# Prompt
Only the pictures are to be left out; write out the rest of the data exactly.

# Records provided

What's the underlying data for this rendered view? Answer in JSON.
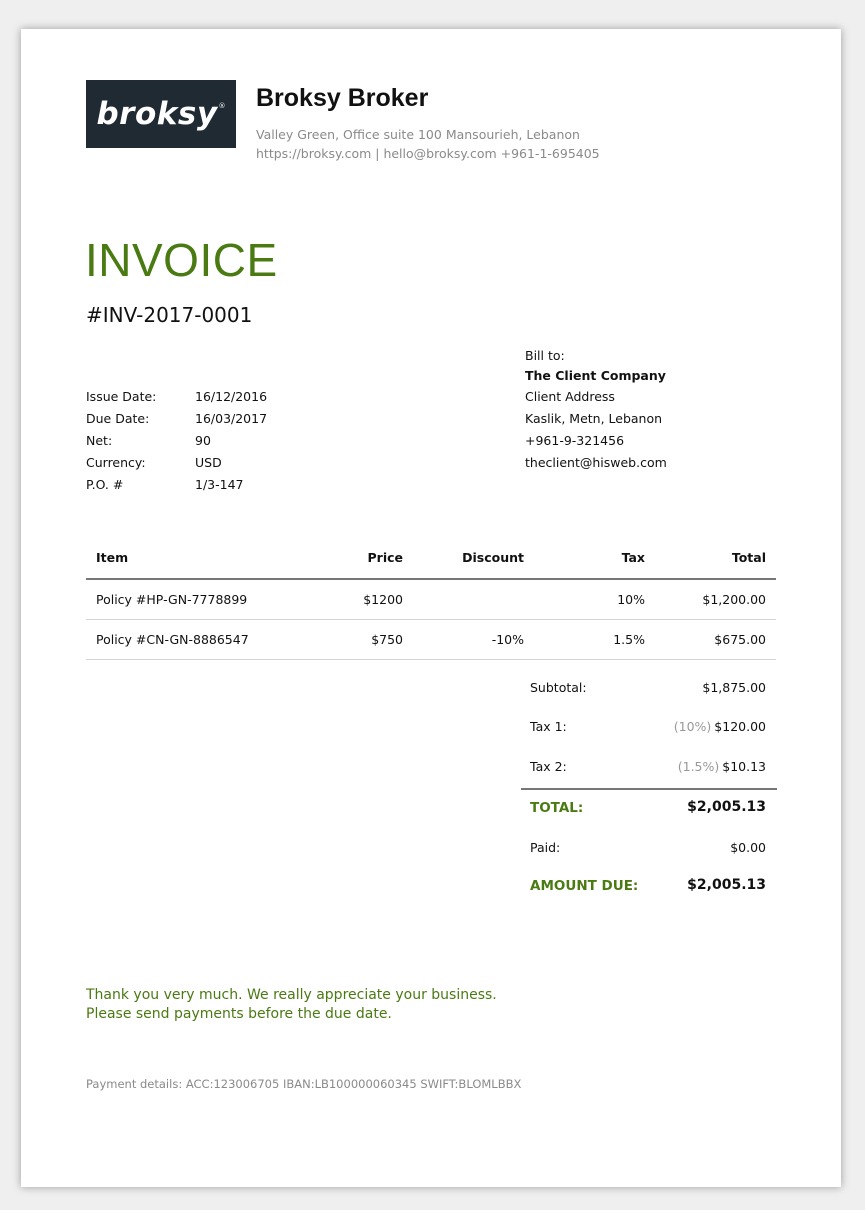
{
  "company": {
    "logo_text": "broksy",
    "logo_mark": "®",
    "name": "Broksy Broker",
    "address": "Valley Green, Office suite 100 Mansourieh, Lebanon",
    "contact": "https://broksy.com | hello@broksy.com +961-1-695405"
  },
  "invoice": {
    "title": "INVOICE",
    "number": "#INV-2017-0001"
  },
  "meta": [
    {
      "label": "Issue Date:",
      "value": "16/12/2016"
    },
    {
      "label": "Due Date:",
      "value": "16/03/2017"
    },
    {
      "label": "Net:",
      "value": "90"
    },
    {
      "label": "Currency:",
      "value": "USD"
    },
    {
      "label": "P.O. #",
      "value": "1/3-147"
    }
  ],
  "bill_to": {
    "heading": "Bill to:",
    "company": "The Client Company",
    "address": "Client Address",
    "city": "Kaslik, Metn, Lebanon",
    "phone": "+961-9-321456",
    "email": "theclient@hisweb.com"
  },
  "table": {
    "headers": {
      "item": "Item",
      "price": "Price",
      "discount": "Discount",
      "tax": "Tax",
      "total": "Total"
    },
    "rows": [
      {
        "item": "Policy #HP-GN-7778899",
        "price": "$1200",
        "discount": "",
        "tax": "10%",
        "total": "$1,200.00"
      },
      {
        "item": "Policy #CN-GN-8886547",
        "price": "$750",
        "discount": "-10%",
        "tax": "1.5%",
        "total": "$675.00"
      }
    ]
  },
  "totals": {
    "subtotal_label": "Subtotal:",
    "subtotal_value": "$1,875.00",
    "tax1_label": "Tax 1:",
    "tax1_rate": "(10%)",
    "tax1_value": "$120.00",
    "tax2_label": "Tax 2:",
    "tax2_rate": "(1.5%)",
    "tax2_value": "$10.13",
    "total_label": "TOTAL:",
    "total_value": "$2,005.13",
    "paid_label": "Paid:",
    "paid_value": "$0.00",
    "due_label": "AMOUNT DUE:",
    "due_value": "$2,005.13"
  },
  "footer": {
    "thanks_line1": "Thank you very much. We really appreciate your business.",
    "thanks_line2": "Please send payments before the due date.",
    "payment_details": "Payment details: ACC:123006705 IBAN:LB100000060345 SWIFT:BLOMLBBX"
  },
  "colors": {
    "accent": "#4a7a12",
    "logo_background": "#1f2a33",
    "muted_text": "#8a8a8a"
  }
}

# Task solution
What's the underlying data for this rendered view? Answer in JSON.
{
  "company": {
    "logo_text": "broksy",
    "logo_mark": "®",
    "name": "Broksy Broker",
    "address": "Valley Green, Office suite 100 Mansourieh, Lebanon",
    "contact": "https://broksy.com | hello@broksy.com +961-1-695405"
  },
  "invoice": {
    "title": "INVOICE",
    "number": "#INV-2017-0001"
  },
  "meta": [
    {
      "label": "Issue Date:",
      "value": "16/12/2016"
    },
    {
      "label": "Due Date:",
      "value": "16/03/2017"
    },
    {
      "label": "Net:",
      "value": "90"
    },
    {
      "label": "Currency:",
      "value": "USD"
    },
    {
      "label": "P.O. #",
      "value": "1/3-147"
    }
  ],
  "bill_to": {
    "heading": "Bill to:",
    "company": "The Client Company",
    "address": "Client Address",
    "city": "Kaslik, Metn, Lebanon",
    "phone": "+961-9-321456",
    "email": "theclient@hisweb.com"
  },
  "table": {
    "headers": {
      "item": "Item",
      "price": "Price",
      "discount": "Discount",
      "tax": "Tax",
      "total": "Total"
    },
    "rows": [
      {
        "item": "Policy #HP-GN-7778899",
        "price": "$1200",
        "discount": "",
        "tax": "10%",
        "total": "$1,200.00"
      },
      {
        "item": "Policy #CN-GN-8886547",
        "price": "$750",
        "discount": "-10%",
        "tax": "1.5%",
        "total": "$675.00"
      }
    ]
  },
  "totals": {
    "subtotal_label": "Subtotal:",
    "subtotal_value": "$1,875.00",
    "tax1_label": "Tax 1:",
    "tax1_rate": "(10%)",
    "tax1_value": "$120.00",
    "tax2_label": "Tax 2:",
    "tax2_rate": "(1.5%)",
    "tax2_value": "$10.13",
    "total_label": "TOTAL:",
    "total_value": "$2,005.13",
    "paid_label": "Paid:",
    "paid_value": "$0.00",
    "due_label": "AMOUNT DUE:",
    "due_value": "$2,005.13"
  },
  "footer": {
    "thanks_line1": "Thank you very much. We really appreciate your business.",
    "thanks_line2": "Please send payments before the due date.",
    "payment_details": "Payment details: ACC:123006705 IBAN:LB100000060345 SWIFT:BLOMLBBX"
  },
  "colors": {
    "accent": "#4a7a12",
    "logo_background": "#1f2a33",
    "muted_text": "#8a8a8a"
  }
}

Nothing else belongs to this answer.